James Gunn Defends Superhero Movies from “Serious” Filmmakers
I’ve loved James Gunn ever since Slither but I love him even more now. While superhero movies aren’t my favorite genre (in fact Guardians of the Galaxy is the only one in recent years that I have truly loved), I can’t stand genre elitism. Horror, comedy, superhero films… they’re all hard to pull off. They’re just as difficult to get right as any prestige picture, they just don’t happen to belong in the “prestige genre,” which is very much a thing at this point. The conversation around movies like Birdman seems to be centered around the notion that these things are drivel, when the argument could be made that Rocket the Raccoon is actually a more nuanced character than anyone in Alejandro González Iñárritu‘s film.

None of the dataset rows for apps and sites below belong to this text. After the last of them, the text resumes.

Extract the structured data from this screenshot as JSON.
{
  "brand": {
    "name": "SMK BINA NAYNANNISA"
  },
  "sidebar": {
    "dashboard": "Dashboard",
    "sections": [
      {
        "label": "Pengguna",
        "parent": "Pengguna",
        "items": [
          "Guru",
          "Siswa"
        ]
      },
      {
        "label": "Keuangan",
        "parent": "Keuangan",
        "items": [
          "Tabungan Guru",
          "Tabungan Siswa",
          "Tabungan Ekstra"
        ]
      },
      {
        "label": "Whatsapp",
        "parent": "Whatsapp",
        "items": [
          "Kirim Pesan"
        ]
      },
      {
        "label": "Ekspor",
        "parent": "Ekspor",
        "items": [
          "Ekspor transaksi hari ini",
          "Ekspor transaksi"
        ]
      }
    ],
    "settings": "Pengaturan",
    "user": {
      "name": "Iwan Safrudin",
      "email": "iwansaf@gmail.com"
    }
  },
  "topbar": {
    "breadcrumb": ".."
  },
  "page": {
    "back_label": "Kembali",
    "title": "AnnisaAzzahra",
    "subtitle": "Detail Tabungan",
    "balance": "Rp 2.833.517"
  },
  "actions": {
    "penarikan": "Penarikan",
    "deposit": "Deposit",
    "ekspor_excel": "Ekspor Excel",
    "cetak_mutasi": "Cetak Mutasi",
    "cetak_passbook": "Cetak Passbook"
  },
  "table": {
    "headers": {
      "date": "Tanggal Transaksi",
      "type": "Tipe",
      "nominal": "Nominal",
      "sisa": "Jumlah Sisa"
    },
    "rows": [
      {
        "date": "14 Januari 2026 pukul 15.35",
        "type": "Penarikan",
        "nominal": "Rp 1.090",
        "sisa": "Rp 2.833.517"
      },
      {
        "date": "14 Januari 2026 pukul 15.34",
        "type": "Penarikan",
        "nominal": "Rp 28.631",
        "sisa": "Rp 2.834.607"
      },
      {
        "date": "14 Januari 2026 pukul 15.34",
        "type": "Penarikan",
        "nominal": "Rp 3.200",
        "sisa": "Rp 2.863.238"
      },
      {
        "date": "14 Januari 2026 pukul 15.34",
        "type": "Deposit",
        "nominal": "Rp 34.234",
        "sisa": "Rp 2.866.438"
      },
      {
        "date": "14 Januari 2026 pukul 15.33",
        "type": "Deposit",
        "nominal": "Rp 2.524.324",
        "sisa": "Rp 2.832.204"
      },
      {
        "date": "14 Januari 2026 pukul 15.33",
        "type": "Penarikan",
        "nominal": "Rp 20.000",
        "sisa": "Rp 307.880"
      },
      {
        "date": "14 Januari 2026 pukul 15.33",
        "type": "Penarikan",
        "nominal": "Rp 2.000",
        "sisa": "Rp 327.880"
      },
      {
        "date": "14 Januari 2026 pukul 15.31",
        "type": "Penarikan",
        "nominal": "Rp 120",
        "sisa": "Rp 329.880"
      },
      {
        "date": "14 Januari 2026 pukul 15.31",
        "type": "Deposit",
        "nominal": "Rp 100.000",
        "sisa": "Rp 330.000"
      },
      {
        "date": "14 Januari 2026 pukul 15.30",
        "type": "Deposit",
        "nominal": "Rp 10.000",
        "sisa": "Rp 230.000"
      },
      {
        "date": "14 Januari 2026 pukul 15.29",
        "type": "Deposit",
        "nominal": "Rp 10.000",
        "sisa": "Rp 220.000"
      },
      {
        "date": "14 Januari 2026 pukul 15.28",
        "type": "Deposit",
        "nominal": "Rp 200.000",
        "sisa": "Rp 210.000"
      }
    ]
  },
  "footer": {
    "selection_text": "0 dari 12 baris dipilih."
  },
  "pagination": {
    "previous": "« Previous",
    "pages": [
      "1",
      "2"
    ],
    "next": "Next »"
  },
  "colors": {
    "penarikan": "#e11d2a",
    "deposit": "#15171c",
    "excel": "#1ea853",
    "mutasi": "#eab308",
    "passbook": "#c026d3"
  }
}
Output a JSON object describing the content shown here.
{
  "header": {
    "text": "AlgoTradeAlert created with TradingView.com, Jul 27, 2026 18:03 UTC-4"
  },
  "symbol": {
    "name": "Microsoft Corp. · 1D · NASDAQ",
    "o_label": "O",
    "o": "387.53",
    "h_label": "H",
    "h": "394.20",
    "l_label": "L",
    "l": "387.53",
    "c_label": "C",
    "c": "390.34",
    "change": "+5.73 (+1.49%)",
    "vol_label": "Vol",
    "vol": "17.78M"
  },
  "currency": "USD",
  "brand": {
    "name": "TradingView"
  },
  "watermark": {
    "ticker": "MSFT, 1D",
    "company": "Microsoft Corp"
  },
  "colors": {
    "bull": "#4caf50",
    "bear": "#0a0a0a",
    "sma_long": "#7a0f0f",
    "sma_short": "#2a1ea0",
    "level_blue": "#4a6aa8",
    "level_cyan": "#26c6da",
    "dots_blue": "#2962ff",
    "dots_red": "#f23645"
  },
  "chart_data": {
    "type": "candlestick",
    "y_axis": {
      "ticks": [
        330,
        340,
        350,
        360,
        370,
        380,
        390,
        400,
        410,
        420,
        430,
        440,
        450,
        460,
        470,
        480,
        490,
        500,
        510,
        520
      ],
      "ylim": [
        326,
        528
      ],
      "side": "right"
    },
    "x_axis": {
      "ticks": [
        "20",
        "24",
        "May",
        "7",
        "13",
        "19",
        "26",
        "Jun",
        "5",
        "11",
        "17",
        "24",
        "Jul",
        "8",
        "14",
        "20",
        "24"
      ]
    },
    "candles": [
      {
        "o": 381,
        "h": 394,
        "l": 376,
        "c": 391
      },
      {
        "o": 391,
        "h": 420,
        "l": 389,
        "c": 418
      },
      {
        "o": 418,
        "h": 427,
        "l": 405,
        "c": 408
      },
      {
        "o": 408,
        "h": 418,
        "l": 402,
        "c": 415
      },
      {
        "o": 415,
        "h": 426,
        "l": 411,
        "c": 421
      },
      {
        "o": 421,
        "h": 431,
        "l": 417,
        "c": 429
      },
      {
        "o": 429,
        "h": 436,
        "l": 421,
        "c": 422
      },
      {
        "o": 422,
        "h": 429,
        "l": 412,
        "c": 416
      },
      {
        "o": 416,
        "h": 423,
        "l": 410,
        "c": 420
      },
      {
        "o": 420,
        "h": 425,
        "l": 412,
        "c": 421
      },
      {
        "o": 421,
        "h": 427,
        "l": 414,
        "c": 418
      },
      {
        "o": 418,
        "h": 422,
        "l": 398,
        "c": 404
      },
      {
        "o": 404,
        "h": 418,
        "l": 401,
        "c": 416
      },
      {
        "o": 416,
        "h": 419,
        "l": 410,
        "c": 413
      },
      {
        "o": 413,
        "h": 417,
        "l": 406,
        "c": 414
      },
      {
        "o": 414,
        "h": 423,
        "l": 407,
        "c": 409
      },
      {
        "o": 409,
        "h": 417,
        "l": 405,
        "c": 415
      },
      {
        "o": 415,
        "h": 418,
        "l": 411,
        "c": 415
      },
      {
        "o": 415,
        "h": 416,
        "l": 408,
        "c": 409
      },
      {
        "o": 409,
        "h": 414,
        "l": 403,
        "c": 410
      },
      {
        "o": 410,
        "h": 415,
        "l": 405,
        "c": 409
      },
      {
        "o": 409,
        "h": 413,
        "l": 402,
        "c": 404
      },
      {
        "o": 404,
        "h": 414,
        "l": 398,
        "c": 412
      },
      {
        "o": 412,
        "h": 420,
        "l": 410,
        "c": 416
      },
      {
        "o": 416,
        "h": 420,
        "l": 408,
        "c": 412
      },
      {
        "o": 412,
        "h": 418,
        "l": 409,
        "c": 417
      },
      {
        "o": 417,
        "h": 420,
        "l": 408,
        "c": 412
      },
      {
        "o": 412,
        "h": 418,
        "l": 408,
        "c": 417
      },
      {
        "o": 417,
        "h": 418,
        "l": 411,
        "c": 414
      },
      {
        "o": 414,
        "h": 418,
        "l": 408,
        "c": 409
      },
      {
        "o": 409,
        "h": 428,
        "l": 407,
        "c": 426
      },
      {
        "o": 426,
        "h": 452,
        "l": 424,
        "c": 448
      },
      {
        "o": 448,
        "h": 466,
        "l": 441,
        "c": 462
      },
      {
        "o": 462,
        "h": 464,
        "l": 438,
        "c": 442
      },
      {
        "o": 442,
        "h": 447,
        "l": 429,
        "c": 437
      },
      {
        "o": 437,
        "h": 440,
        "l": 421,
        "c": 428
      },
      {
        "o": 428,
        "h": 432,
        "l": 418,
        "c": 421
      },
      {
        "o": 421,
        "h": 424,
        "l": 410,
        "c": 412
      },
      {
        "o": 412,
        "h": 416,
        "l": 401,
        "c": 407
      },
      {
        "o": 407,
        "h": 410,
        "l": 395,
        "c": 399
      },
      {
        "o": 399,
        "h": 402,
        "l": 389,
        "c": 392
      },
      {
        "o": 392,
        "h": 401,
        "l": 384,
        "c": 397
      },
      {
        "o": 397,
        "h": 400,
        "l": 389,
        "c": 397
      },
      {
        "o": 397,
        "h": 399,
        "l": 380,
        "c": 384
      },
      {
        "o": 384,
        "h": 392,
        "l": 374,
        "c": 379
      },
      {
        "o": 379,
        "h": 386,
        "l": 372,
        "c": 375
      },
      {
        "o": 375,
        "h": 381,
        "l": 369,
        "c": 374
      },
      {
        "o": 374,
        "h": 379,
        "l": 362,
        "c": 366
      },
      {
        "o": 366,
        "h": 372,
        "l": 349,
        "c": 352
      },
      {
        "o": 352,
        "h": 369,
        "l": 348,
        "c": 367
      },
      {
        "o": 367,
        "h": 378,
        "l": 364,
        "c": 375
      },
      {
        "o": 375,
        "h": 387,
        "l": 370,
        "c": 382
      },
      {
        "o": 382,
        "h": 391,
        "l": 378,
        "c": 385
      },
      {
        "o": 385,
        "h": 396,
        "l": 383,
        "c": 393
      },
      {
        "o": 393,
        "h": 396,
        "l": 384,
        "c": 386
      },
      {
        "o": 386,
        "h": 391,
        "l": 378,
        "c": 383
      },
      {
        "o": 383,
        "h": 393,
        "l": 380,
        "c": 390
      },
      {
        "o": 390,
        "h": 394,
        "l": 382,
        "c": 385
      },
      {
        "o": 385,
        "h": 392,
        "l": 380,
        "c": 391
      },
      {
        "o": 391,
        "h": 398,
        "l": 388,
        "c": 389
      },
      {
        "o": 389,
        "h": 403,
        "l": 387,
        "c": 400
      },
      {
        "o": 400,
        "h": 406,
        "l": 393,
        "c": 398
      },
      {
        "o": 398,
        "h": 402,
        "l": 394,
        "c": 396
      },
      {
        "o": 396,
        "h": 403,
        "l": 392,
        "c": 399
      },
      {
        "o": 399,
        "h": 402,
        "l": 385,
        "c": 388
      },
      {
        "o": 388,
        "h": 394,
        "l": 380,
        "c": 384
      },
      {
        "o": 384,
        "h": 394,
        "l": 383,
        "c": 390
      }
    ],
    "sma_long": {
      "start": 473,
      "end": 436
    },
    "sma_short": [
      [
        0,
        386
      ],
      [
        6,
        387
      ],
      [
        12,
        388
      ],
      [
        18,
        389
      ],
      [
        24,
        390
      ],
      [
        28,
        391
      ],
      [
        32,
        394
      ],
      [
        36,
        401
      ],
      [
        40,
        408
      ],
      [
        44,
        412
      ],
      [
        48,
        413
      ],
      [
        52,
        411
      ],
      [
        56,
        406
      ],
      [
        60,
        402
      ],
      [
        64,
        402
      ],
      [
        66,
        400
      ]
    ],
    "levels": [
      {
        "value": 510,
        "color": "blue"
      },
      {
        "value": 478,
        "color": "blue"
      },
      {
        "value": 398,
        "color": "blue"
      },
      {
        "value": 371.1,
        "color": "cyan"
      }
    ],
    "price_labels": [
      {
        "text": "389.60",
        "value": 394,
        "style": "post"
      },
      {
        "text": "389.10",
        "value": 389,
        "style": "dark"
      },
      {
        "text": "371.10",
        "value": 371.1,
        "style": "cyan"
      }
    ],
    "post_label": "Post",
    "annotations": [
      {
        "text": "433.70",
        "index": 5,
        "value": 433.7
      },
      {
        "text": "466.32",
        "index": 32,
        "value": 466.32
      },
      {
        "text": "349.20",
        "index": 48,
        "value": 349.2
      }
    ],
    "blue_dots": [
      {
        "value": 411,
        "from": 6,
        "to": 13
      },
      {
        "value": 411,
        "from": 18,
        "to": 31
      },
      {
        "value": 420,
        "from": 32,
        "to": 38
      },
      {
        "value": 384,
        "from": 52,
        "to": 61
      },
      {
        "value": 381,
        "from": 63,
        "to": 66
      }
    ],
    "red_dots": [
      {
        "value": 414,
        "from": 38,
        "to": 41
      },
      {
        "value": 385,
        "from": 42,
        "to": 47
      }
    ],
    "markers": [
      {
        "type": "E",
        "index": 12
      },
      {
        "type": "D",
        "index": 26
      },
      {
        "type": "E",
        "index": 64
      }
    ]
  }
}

“Whatever the case, the truth is, popular fare in any medium has always been snubbed by the self-appointed elite. I’ve already won more awards than I ever expected for Guardians. What bothers me slightly is that many people assume because you make big films that you put less love, care, and thought into them then people do who make independent films or who make what are considered more serious Hollywood films.
I’ve made B-movies, independent films, children’s movies, horror films, and gigantic spectacles. I find there are plenty of people everywhere making movies for a buck or to feed their own vanity. And then there are people who do what they do because they love story-telling, they love cinema, and they want to add back to the world some of the same magic they’ve taken from the works of others. In all honesty, I do no find a strikingly different percentage of those with integrity and those without working within any of these fields of film.
If you think people who make superhero movies are dumb, come out and say we’re dumb. But if you, as an independent filmmaker or a “serious” filmmaker, think you put more love into your characters than the Russo Brothers do Captain America, or Joss Whedon does the Hulk, or I do a talking raccoon, you are simply mistaken.”
Amen. And I’ll add something else, it’s often times the financial success of these films that allows studios to take on riskier, smaller films. However infrequent that phenomenon may be these days.